The idea of saving money on thousands of trips between Reno and Las Vegas by setting up an air service for state workers just didn’t pencil out, according to Deputy Purchasing Director Kimberlee Tarter.
The idea was proposed in April and purchasing decided to issue a Request for Proposal to see what airline companies would come up with.
“It was an idea that was definitely worth looking at,” said Tarter. “It was important to us to make sure when somebody offered the idea, that there wasn’t something out there that would better serve our needs and reduce costs.”
They were hoping to reduce the use of Southwest, which cost the state $3.1 million for 31,450 flights between Reno and Las Vegas in 2007.
And Tarter said the state received responses to the idea.
“After looking at the options, it really came down to the fact that we weren’t able to come up with something to provide greater cost savings to the state than Southwest Airlines.
She said California went through a similar process and also decided to remain with Southwest.
“We canceled that solicitation after looking at the proposals,” she said. “They (Southwest) continue to provide the lowest fares and most reliable service with the greatest number of flights.”
Tarter said the best rates the state gets is about $49 each between Reno and Las Vegas. But she said that’s for flights booked 21 days in advance. Flights booked with just one day’s notice, she said, cost about $250 for a round trip between north and south.
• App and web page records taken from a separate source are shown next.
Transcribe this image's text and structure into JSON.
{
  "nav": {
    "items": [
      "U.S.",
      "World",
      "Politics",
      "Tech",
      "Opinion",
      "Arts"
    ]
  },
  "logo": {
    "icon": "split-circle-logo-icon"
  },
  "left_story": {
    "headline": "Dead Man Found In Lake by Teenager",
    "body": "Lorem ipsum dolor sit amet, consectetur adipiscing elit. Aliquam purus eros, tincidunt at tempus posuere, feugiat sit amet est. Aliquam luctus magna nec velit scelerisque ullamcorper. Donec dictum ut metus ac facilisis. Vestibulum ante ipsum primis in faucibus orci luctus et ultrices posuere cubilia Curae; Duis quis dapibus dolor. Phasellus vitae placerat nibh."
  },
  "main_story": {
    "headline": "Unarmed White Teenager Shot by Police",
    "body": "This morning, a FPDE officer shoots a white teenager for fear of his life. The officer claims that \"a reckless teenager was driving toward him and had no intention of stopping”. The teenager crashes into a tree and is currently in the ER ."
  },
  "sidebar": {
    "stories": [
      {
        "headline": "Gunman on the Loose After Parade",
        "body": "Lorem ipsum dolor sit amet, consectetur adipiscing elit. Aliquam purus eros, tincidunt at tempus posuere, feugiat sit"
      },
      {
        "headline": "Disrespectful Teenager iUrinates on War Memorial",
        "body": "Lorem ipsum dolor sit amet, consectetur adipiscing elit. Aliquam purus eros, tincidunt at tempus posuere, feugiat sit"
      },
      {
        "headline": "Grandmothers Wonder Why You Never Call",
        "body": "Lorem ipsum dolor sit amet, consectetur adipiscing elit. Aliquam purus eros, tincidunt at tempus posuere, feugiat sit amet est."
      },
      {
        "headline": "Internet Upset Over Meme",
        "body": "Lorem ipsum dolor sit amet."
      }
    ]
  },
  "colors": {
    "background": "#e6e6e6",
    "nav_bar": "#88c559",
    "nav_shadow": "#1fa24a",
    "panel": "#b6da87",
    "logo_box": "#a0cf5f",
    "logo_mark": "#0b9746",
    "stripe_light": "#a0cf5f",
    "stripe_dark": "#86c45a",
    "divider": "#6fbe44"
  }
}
Department heads are mandating that, except in emergency situations, all travel be planned well in advance to get that rate.
“With what happened with the budget, it’s more important to utilize that low fare option,” she said.
She said the budget shortfall has dramatically changed how most agencies handle travel.
“You don’t need to travel,” she said. “We’re doing a lot more committee meetings by way of teleconference.”
Andrew Clinger, director of administration, said video-teleconferencing equipment has gotten so much better over the past few years that it’s not necessary to travel as much anymore. He cited a recent meeting of the Interim Finance Committee to discuss budget cuts which was video-cast from sites in Reno, Carson City, Las Vegas and Elko. None of the lawmakers and other state officials involved had to travel to attend and participate.
As a result, the total number of state-purchased flights is expected to be down significantly this year.
Clinger said he doesn’t see that changing even after the economy recovers and the state’s financial picture improves.
Many agencies cut travel to reduce spending this year, using video teleconferencing instead. He said that money won’t be put back into budgets and he expects the video conference to become the norm.
“If it’s not part of their core business, we’ve told them not to restore travel,” he said.
– Contact reporter Geoff Dornan at firstname.lastname@example.org or 687-8750.